Andrew:
Are you into vinyl? Tapes? CDs? Or are you all digital now? Where do you like to shop for music? What are a few albums that mean the most to you and why?

Brock:
I’m not an audiophile; it’s about the content of the music. So radio, streaming, it does not matter to me how I get it. The “format” is too entrenched with social status for me to care. If you had a CD player in 1989, you were cutting edge; now it’s TAPES? The romanticizing of old formats is something I used to do. I had reel to reel and 8-tracks, but if I’m honest, there was no real reason to have them other than the “Cool” factor. Music has lost so much “Cool” for me that I can’t even bother to list a genre I like most…like Ray Charles said, there are two kinds of music…Good and Bad. That’s where I’m at these days.

Andrew:
You’re a big Rock guy. That said, what does Rock music mean to you? How would you define its significance in your life? Are you into other genres as well? What are some of your favorite albums?

Brock:
In order of appearance: Fav Bands or Genres NKOTB – I liked a girl, I stand by this decision. Rap – Arrested Development, Wrex n’ Effect, Naughty By Nature, KISH, Maestro Fresh Wes, Michy Mee, The Dream Warriors. Rap Rock – Rage and the pretenders that followed, but #1 will always be Anthrax and Public Enemy. Jazz – Big Band especially. Crooners, Frank, Tony, Mel. Jam Bands: This was my fusion era. Country: Cash, Waylon, Willie, The Outlaws. Then I drifted and stopped caring.

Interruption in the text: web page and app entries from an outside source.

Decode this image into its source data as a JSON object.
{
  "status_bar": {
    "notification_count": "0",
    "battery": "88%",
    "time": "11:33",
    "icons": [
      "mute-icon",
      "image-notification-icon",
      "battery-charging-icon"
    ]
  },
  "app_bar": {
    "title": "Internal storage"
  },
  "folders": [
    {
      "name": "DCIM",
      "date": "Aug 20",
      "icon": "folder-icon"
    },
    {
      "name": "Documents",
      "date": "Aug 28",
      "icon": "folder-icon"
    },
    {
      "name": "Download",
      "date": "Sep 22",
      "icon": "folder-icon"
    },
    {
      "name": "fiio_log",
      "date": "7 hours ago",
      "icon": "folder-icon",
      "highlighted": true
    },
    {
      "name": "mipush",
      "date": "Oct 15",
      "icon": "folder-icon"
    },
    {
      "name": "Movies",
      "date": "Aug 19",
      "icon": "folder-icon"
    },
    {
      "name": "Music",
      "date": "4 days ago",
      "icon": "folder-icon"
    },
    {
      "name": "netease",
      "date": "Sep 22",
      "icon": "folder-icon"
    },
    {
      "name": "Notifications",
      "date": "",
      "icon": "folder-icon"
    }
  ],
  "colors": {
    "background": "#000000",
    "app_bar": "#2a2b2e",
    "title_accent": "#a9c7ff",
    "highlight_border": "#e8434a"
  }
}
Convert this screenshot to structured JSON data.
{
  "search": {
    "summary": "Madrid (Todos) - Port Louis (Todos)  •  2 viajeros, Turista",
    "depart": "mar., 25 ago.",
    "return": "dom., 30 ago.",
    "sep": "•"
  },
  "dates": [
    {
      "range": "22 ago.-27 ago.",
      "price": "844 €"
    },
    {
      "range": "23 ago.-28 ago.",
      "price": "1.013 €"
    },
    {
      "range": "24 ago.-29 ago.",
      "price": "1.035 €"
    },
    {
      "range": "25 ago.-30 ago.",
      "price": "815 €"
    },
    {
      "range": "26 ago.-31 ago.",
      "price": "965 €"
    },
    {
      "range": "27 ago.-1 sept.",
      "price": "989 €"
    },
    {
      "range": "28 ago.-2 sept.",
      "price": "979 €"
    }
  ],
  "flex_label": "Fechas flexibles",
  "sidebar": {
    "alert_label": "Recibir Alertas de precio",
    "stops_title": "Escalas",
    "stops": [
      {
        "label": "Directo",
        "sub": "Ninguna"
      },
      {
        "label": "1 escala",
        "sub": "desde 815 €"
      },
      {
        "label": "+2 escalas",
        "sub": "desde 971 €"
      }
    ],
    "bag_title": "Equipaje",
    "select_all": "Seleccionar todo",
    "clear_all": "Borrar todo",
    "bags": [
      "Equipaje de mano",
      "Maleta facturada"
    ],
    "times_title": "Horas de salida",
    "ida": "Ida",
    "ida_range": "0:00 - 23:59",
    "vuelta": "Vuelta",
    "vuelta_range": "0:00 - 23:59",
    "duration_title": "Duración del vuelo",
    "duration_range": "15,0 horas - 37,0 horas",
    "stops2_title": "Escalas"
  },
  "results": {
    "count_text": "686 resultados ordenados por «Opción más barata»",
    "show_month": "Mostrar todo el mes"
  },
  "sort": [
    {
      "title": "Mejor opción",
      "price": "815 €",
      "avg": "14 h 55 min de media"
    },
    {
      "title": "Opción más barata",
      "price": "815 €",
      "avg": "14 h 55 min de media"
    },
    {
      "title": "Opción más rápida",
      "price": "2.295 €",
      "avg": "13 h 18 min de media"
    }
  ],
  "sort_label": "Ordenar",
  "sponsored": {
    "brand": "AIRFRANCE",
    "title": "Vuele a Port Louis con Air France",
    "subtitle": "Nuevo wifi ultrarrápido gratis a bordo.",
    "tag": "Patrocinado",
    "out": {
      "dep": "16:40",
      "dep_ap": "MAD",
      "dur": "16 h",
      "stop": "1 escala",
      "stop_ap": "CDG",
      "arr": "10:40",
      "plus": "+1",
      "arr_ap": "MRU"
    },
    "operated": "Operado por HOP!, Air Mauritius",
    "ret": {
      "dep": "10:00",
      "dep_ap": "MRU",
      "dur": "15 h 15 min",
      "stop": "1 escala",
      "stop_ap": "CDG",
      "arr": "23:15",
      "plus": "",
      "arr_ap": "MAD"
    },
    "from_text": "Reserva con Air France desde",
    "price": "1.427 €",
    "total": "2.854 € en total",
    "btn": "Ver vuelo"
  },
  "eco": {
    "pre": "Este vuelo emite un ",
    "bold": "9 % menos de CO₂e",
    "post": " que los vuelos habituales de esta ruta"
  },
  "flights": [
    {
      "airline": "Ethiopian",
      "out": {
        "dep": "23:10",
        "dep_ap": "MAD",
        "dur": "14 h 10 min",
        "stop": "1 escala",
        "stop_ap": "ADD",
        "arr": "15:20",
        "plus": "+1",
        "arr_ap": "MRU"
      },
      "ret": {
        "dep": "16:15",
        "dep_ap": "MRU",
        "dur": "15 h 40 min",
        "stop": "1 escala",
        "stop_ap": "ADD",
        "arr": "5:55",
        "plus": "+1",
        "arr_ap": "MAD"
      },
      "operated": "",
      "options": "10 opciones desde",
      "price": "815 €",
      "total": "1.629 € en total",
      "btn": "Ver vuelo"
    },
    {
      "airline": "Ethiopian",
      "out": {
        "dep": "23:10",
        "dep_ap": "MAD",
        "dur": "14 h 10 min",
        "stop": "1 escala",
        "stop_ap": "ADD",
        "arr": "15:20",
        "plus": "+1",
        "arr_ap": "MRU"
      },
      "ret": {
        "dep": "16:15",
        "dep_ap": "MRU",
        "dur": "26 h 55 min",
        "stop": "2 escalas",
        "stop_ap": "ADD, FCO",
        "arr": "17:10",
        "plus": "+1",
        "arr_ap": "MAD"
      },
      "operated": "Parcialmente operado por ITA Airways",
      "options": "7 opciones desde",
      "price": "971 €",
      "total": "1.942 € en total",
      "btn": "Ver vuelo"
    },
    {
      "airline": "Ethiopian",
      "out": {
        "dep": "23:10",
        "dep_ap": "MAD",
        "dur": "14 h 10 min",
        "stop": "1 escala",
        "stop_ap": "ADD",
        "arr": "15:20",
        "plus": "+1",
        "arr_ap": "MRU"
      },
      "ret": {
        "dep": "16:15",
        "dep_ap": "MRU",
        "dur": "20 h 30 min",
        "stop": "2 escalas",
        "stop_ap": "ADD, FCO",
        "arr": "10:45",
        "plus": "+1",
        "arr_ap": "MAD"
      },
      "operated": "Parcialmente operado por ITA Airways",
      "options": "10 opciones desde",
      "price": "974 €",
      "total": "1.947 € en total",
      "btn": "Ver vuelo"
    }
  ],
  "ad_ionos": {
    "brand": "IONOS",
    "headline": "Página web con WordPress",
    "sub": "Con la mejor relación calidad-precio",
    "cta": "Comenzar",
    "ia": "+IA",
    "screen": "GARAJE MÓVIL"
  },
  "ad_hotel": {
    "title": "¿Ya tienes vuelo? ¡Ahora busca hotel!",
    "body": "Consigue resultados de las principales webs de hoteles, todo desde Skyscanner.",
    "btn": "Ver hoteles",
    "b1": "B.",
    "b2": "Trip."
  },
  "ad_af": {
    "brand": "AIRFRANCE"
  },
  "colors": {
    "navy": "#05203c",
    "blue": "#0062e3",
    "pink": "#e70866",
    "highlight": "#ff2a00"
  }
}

I listen to Christian Rap at basketball practice because it normally has a solid message without the need for editing. I’m a genre-less music lover these days. And it took a great deal of confidence to get there. In my youth, I’d disavow liking a band if I thought it was uncool. Not so much anymore.

Andrew:
On the subject of COVID’s effect on things, where has it left the music scene? So many indie venues are closing, and people are struggling. Do we recover from this? If so, how?

Brock:
I wish I knew. Music will never die, but how musicians survive will be an evolutionary process. If history teaches me anything about technology, look to the sex industries. An only-fans of music may be the future, actually… SoundCloud is already moving that way now.

Andrew:
Last question. You’ve had a successful and multi-layered career thus far. With that being said, as a veteran of “the scene,” what advice would you have for young artists looking to take the plunge?

Brock:
This is so cliché. Do it for the love. I booked a venue for many years called Plan B. A young musician asked me, “How long before I can start making money at music?” I looked at his two amps, his Gibson and Fenders all totaling about $10,000 in gear. I said “Sadly, if you sell all your gear today, in 5 years you’d still be more profitable than if you keep them and keep playing.” It wasn’t an indictment of his skill, rather an indictment on the industry. If you have “IT” you’ll make it. Again…it’s rarefied air. That doesn’t mean you don’t try, just know the risks and be prepared to adapt. You do not get to choose the terms of your success. So, along the way, remember to accept help from those who have your best interests at heart.

Dig this interview? Check out the full archives of Vinyl Writer Interviews, by Andrew Daly, here: www.vinylwritermusic.com/interview

About Post Author

Andrew Daly

Andrew has always felt himself to be a "jack of all trades, master of none" type of person. With an immense passion for music, a disposition for writing, and an eagerness to teach and share both, Andrew decided to found Vinyl Writer in 2019 as a freelance column under the column Stories from the Stacks. Over time, the column grew into a website which now features contributors who further the cause of sharing both a love of music and the art of journalism with the world through articles and interviews. While Andrew enjoys running the website, his real passion lies in teaching and facilitating others to do what they do best, and giving them the opportunity to explore their passions in the process.
Happy
Happy
0 %
Sad
Sad
0 %
Excited
Excited
0 %
Sleepy
Sleepy
0 %
Angry
Angry
0 %
Surprise
Surprise
0 %

Average Rating

5 Star
0%
4 Star
0%
3 Star
0%
2 Star
0%
1 Star
0%

Leave a Reply

Social profiles
%d bloggers like this: